Feature Friday: Junior John Cao excels in piano
February 3, 2017
Filed under Features
Hang on for a minute...we're trying to find some more stories you might like.
Email This Story
Junior John Cao is currently studying piano with Alan Chow of Northwestern University. He has won multiple awards in the music field, most recently, first place in the Senior Open Piano Division at the Walgreens Competition.
“My favorite aspect of music is the feeling of exhilaration that flows through the music. Just as runners get runner’s high, I believe in a musician’s high as well,” Cao said.
The Walgreens Competition was the first time I performed Prokofiev’s Concerto No.1 in public, and thankfully, it was a good one,” Cao said. “The piano was surprisingly mellow and heavily voiced which hindered my capabilities to produce a brighter, heavier contemporary Russian sound. However, I decided to trust my hands (and not my ears), and thankfully my sound projected all the way to the back of the room.”
Cao has been interested in music since he was very young. He started singing almost as soon as he started speaking, and began learning to play piano when he was four.
Although he’s been playing piano almost his entire life, Cao still finds himself getting nervous before performances. “I always get nervous before I perform. I guess routine might help soothe the butterflies, but it hasn’t really helped me much. To combat it, I try to run through the music through my head and talk myself through the performance multiple times,” Cao said.

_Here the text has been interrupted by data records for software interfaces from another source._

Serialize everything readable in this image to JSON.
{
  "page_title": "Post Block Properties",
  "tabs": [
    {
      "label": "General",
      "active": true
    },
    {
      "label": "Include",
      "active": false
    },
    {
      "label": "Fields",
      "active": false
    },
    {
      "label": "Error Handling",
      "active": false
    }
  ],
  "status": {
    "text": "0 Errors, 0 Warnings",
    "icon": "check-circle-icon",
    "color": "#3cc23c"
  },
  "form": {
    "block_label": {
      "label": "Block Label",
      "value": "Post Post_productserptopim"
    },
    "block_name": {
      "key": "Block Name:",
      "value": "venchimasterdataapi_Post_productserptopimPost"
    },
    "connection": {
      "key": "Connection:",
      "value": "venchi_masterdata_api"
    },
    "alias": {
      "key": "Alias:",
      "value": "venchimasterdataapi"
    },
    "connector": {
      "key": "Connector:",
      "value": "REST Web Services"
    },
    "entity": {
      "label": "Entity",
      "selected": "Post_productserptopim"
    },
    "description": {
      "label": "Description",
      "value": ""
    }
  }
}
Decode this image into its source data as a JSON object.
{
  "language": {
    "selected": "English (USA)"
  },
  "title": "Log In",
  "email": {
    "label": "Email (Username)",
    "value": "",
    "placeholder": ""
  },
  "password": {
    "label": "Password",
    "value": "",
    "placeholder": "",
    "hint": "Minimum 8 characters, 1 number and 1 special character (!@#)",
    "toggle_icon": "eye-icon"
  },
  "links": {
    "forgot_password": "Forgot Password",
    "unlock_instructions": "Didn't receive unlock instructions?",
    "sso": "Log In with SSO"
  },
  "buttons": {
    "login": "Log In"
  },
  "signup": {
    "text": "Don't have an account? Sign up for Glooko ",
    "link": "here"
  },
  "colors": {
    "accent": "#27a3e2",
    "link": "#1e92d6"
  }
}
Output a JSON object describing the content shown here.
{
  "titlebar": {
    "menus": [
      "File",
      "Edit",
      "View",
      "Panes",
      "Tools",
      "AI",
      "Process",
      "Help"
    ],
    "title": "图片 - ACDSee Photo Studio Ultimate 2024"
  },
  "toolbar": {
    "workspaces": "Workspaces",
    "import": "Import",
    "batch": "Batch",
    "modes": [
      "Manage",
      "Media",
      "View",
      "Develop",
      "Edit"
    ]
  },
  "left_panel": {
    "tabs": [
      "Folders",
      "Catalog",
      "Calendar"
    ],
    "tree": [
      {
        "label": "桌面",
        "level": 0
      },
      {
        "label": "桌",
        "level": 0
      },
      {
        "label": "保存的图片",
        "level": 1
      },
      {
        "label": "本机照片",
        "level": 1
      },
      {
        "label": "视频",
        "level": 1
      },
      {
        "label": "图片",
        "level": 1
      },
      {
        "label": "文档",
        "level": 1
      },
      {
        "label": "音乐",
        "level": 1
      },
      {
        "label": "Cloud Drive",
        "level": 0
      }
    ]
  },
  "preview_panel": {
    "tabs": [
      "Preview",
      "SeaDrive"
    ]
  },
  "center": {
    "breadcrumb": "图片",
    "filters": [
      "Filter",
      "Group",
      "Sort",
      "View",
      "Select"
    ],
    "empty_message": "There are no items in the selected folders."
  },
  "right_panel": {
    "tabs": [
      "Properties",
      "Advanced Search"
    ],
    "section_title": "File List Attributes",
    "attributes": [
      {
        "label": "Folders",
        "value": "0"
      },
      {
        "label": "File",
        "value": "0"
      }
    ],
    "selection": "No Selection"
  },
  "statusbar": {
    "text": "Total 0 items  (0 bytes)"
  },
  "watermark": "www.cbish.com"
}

Despite these nerves, Cao continues to practice and perform because piano is such an integral and enjoyable part of his life. “During my practice, I would be taken to another world in the fantasies of Ravel, the miseries of Chopin, or the palace of Haydn. In those intimate moments of connection, you aren’t necessarily “playing” the piano anymore; the instrument becomes part of your soul,” Cao said.
Cao believes that many people might have the misconception that playing piano is simply tapping keys. Due to his extensive study in the subject, he is sure that this is not true. “Millions, if not billions of different colors can be produced just with a seemingly simple tap on a key through variation of velocity, acceleration, angle of attack, and duration,” Cao said.
Playing piano also requires a bit more strength than people might assume. “it is almost a sport, and it possesses an interesting relationship between strength. However, I certainly don’t pound on the keys (unless I’m playing works by Carl Vine) but I have found strength to be an advantage when playing piano,” Cao said.
Although he isn’t necessarily considering pursuing music as a career, he is determined to keep it a part of his life. Currently, he is planning to double major in Economics and Music. “I believe that I can still love music if I don’t pursue it as a career and that its impact on myself and those around me will be just as great if I take a “normal” job,” Cao said.
We wish Cao luck with anything that he might pursue in the future, whether it’s music, economics, or something else entirely. Anyone wishing to support his soonest creative endeavor can attend the Winners’ Recital of the Walgreens National Concerto Competition at Bennet-Gordon Hall on teh Ravinia Campus in Highland park on Feb. 5.